Photo by Chris Barbalis on Unsplash

Who would have thought that all those times you said you just wanted to “stay home” would prepare you for the “new normal” of sheltering-in-place? Of course, today staying at home for many is the only option, at least for the time being. That should be embraced as a good thing. Two good things, actually. The first is the gift you’re giving to everyone else in your community. When you stay healthy, you are supporting the healthcare workers and your family. The other good thing is your opportunity to learn, discover and grow. Yes, you might be feeling a bit cooped up.

That’s why you should put these tips into action to help you mentally cope with staying home:

Swap the News for a Novel

We all turn to the news for updates and information. It is vital to stay informed but you don’t have to stay informed 24/7. Get the headlines and then flip off the TV and pick up a book. An electronic reader like a Kindle is a smart investment. You can even get the Kindle app on your iPad. That will open up a wide variety of books to ready. You can even download books from the library for free. You’ll be extremely well-read when this is all over!

Stay Active

Exercise is good for the body and the mind. Whenever you’ve worked out at the gym you might have come away sore but you still felt good. That is why you need to keep up your physical activities when staying home. As with the books available online, there is no end of tutorials for everything from yoga to aerobics. The goal should be 30 minutes of moderate activity at least 5 times a week. Walking outside is always a good option. Short of that, add in a few extra trips up and down the stairs at home.

Take on a Project

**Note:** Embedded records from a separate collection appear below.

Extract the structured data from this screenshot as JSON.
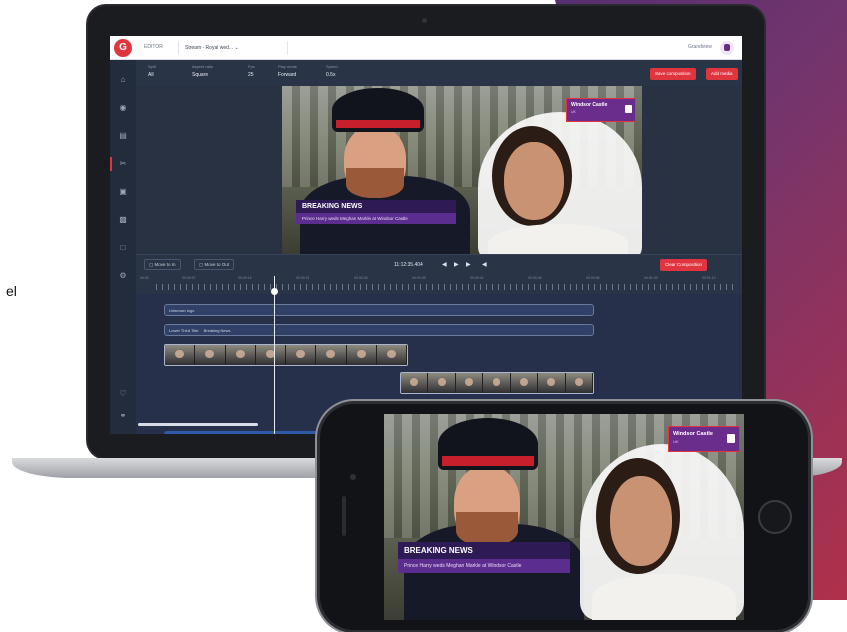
{
  "page": {
    "edge_text": "el"
  },
  "app": {
    "logo_letter": "G",
    "topbar": {
      "section": "EDITOR",
      "stream_selector": "Stream - Royal wed...",
      "user_name": "Grandview"
    },
    "controls": {
      "split": {
        "label": "Split",
        "value": "All"
      },
      "aspect": {
        "label": "Aspect ratio",
        "value": "Square"
      },
      "fps": {
        "label": "Fps",
        "value": "25"
      },
      "play_mode": {
        "label": "Play mode",
        "value": "Forward"
      },
      "speed": {
        "label": "Speed",
        "value": "0.5x"
      },
      "save_button": "Save composition",
      "add_media_button": "Add media"
    },
    "preview": {
      "breaking_title": "BREAKING NEWS",
      "breaking_sub": "Prince Harry weds Meghan Markle at Windsor Castle",
      "badge_title": "Windsor Castle",
      "badge_sub": "UK"
    },
    "transport": {
      "move_in_button": "Move to In",
      "move_out_button": "Move to Out",
      "timecode": "11:12:35.404",
      "clear_button": "Clear Composition"
    },
    "ruler_labels": [
      "00:00",
      "00:00:07",
      "00:00:14",
      "00:00:21",
      "00:00:28",
      "00:00:35",
      "00:00:42",
      "00:00:49",
      "00:00:56",
      "00:01:03",
      "00:01:10"
    ],
    "tracks": {
      "bar1": "Unknown logo",
      "bar2_a": "Lower Third Title",
      "bar2_b": "Breaking News"
    }
  },
  "phone": {
    "breaking_title": "BREAKING NEWS",
    "breaking_sub": "Prince Harry weds Meghan Markle at Windsor Castle",
    "badge_title": "Windsor Castle",
    "badge_sub": "UK"
  },
  "colors": {
    "accent_red": "#e0343f",
    "brand_purple": "#6b2d8c",
    "editor_bg": "#2a3447"
  }
}
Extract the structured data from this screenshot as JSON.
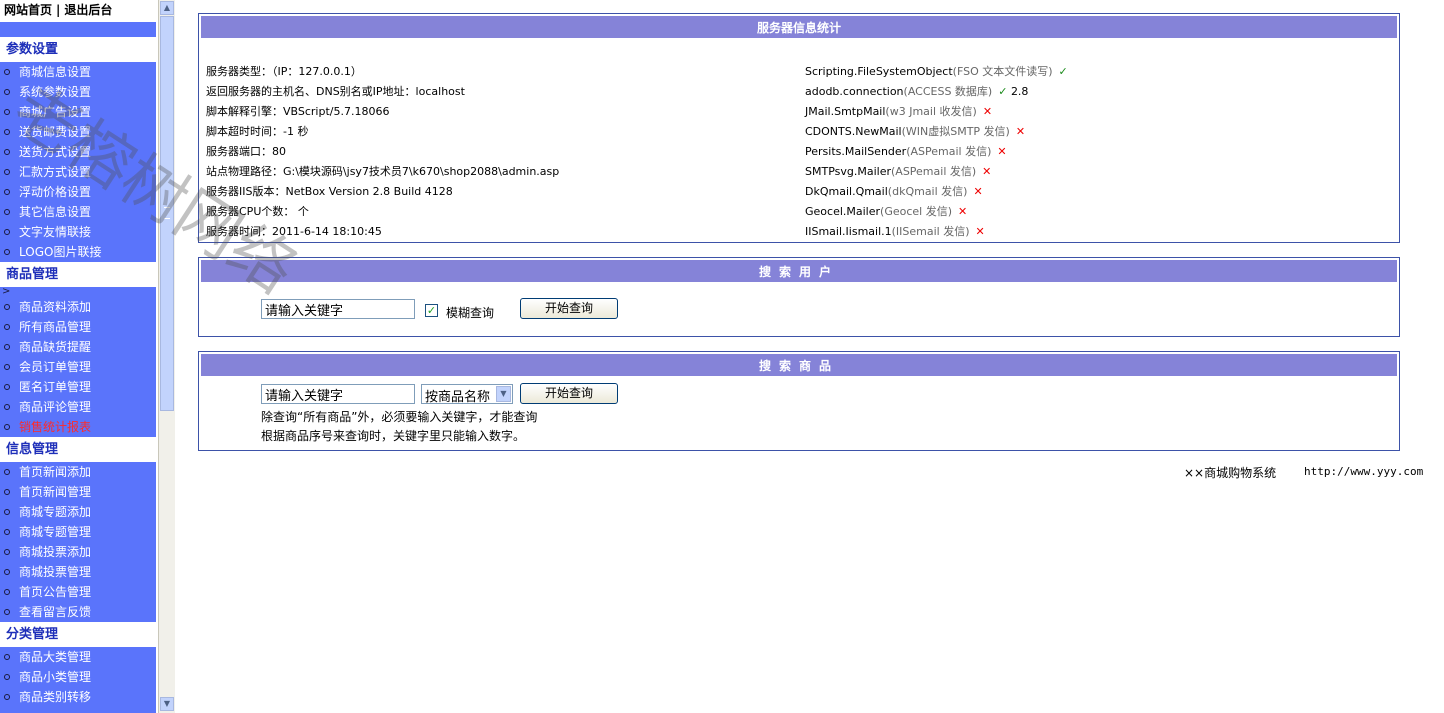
{
  "top_links": {
    "home": "网站首页",
    "separator": "|",
    "logout": "退出后台"
  },
  "sidebar": {
    "sections": [
      {
        "title": "参数设置",
        "items": [
          "商城信息设置",
          "系统参数设置",
          "商城广告设置",
          "送货邮费设置",
          "送货方式设置",
          "汇款方式设置",
          "浮动价格设置",
          "其它信息设置",
          "文字友情联接",
          "LOGO图片联接"
        ]
      },
      {
        "title": "商品管理",
        "arrow": ">",
        "items": [
          "商品资料添加",
          "所有商品管理",
          "商品缺货提醒",
          "会员订单管理",
          "匿名订单管理",
          "商品评论管理",
          "销售统计报表"
        ]
      },
      {
        "title": "信息管理",
        "items": [
          "首页新闻添加",
          "首页新闻管理",
          "商城专题添加",
          "商城专题管理",
          "商城投票添加",
          "商城投票管理",
          "首页公告管理",
          "查看留言反馈"
        ]
      },
      {
        "title": "分类管理",
        "items": [
          "商品大类管理",
          "商品小类管理",
          "商品类别转移"
        ]
      }
    ],
    "highlight_color": "#ff2a2a",
    "bg_color": "#5a74fb"
  },
  "server_info": {
    "title": "服务器信息统计",
    "left": [
      "服务器类型：（IP：127.0.0.1）",
      "返回服务器的主机名、DNS别名或IP地址：localhost",
      "脚本解释引擎：VBScript/5.7.18066",
      "脚本超时时间：-1 秒",
      "服务器端口：80",
      "站点物理路径：G:\\模块源码\\jsy7技术员7\\k670\\shop2088\\admin.asp",
      "服务器IIS版本：NetBox Version 2.8 Build 4128",
      "服务器CPU个数： 个",
      "服务器时间：2011-6-14 18:10:45"
    ],
    "right": [
      {
        "name": "Scripting.FileSystemObject",
        "note": "(FSO 文本文件读写)",
        "mark": "✓",
        "extra": ""
      },
      {
        "name": "adodb.connection",
        "note": "(ACCESS 数据库)",
        "mark": "✓",
        "extra": "2.8"
      },
      {
        "name": "JMail.SmtpMail",
        "note": "(w3 Jmail 收发信)",
        "mark": "✕",
        "extra": ""
      },
      {
        "name": "CDONTS.NewMail",
        "note": "(WIN虚拟SMTP 发信)",
        "mark": "✕",
        "extra": ""
      },
      {
        "name": "Persits.MailSender",
        "note": "(ASPemail 发信)",
        "mark": "✕",
        "extra": ""
      },
      {
        "name": "SMTPsvg.Mailer",
        "note": "(ASPemail 发信)",
        "mark": "✕",
        "extra": ""
      },
      {
        "name": "DkQmail.Qmail",
        "note": "(dkQmail 发信)",
        "mark": "✕",
        "extra": ""
      },
      {
        "name": "Geocel.Mailer",
        "note": "(Geocel 发信)",
        "mark": "✕",
        "extra": ""
      },
      {
        "name": "IISmail.Iismail.1",
        "note": "(IISemail 发信)",
        "mark": "✕",
        "extra": ""
      }
    ]
  },
  "search_user": {
    "title": "搜索用户",
    "input_value": "请输入关键字",
    "fuzzy_label": "模糊查询",
    "fuzzy_checked": true,
    "button": "开始查询"
  },
  "search_product": {
    "title": "搜索商品",
    "input_value": "请输入关键字",
    "select_value": "按商品名称",
    "button": "开始查询",
    "note1": "除查询“所有商品”外，必须要输入关键字，才能查询",
    "note2": "根据商品序号来查询时，关键字里只能输入数字。"
  },
  "footer": {
    "system_name": "××商城购物系统",
    "url": "http://www.yyy.com"
  },
  "watermark": "老榕树网络",
  "colors": {
    "panel_header": "#8583d8",
    "panel_border": "#3d52a8",
    "ok": "#1a8a1a",
    "no": "#e00000"
  }
}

Do you have a project that you’ve been putting off? Maybe it is stripping the paint off the patio furniture or resealing your deck. It could be organizing your kitchen cabinets. Now is the perfect time to tackle those projects. You don’t have to devote an entire day to the project (unless you want to) but an hour of organizing once a day can make a big difference at the end of a week.

Text Less and Video Chat More

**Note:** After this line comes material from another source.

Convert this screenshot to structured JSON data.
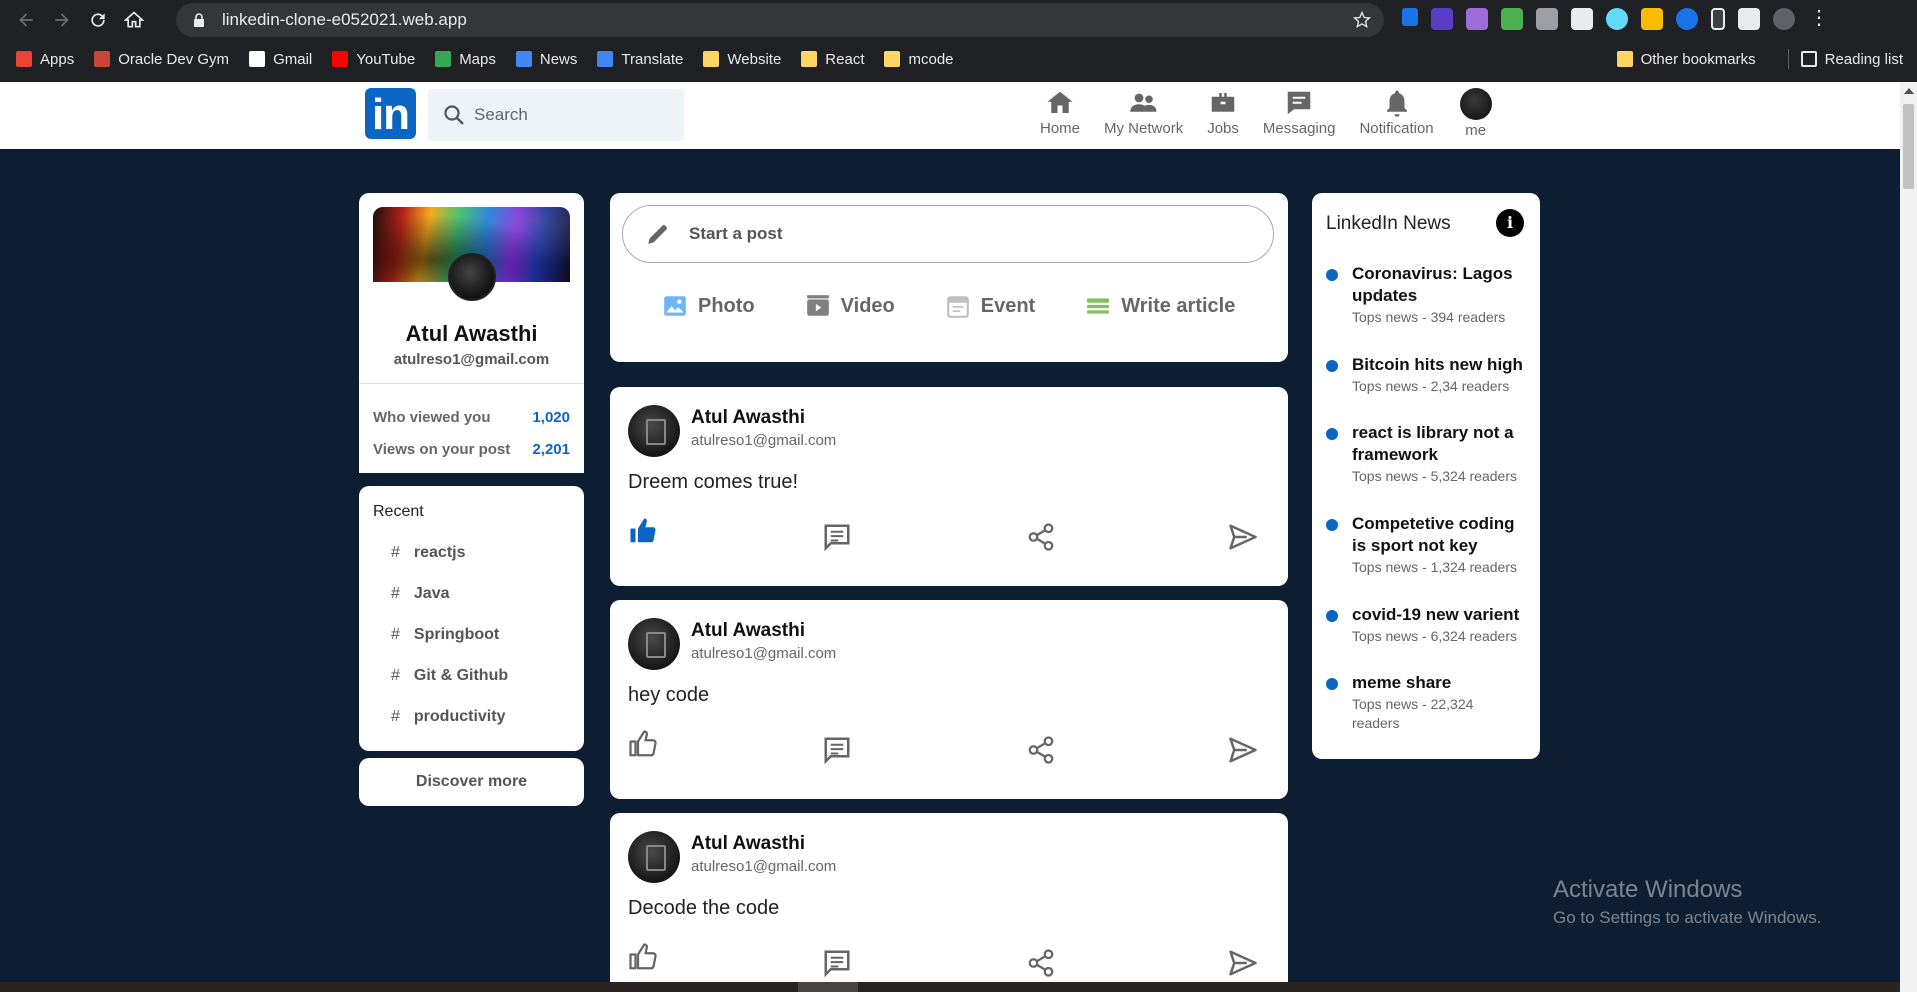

Sheltering-in-place is probably one of the few shared experiences that everyone in the country is going through at the same time. Yes, it is to differing degrees but you can count on your friends and extended family to dealing with their own “sheltering issues.” You can certainly check in with them with a quick text but that’s not the same as a video chat. Make a point of reaching out to those special people in your life to see how they’re doing. You’ll find that they’re probably feeling the same as you. You can find comfort in sharing the experience.